Task objective: Gather up every line from the entries below that uses the word "JSON".

(Records excerpted from a collection)
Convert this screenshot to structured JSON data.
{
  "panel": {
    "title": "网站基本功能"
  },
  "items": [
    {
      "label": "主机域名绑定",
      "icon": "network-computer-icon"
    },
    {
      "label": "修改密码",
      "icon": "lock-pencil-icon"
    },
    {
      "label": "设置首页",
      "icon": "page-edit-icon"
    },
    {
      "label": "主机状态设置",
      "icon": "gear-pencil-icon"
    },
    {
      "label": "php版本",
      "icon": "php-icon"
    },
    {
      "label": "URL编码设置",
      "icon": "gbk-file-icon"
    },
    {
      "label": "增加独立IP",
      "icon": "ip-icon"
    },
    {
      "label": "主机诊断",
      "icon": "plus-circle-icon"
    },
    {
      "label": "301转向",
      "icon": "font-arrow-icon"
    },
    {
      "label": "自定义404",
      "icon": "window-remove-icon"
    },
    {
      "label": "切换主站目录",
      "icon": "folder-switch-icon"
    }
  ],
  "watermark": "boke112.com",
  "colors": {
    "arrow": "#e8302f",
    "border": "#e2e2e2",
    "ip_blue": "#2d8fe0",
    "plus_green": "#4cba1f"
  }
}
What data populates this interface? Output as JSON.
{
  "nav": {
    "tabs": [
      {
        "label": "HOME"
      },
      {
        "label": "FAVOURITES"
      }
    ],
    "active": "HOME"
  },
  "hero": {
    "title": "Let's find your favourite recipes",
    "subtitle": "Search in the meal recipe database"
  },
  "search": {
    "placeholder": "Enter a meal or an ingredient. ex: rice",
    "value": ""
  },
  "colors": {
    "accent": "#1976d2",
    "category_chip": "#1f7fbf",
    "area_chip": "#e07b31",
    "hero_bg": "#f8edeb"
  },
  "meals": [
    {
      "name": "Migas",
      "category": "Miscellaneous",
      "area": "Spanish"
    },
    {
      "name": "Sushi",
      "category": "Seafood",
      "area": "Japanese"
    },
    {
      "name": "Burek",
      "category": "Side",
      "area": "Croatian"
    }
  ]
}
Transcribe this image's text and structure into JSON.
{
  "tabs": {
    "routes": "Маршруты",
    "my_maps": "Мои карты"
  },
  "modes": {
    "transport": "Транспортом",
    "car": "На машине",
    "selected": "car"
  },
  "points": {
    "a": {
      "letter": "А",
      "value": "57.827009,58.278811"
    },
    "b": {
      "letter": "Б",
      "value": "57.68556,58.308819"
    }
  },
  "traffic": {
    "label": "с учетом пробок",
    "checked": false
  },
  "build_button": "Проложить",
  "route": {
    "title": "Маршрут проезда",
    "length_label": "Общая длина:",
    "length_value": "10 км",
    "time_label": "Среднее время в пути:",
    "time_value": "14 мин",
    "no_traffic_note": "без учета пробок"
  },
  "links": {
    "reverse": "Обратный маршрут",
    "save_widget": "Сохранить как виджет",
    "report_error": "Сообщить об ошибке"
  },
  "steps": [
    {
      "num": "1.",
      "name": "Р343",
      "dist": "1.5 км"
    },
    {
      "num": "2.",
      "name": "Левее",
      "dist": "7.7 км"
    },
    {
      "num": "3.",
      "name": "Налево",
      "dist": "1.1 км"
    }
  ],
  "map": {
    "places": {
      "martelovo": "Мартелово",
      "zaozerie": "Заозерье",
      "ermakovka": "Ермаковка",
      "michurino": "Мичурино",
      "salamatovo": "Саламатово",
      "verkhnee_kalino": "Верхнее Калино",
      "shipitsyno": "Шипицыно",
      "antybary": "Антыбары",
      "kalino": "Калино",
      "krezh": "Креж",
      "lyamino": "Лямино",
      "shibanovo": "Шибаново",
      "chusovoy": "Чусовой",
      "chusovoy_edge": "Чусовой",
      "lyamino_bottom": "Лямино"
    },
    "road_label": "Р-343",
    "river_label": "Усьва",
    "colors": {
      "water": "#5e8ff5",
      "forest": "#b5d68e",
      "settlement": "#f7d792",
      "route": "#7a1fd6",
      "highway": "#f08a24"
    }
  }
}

Answer section:
Convert this screenshot to structured JSON data.
What data populates this interface? Output as JSON.
Transcribe this image's text and structure into JSON.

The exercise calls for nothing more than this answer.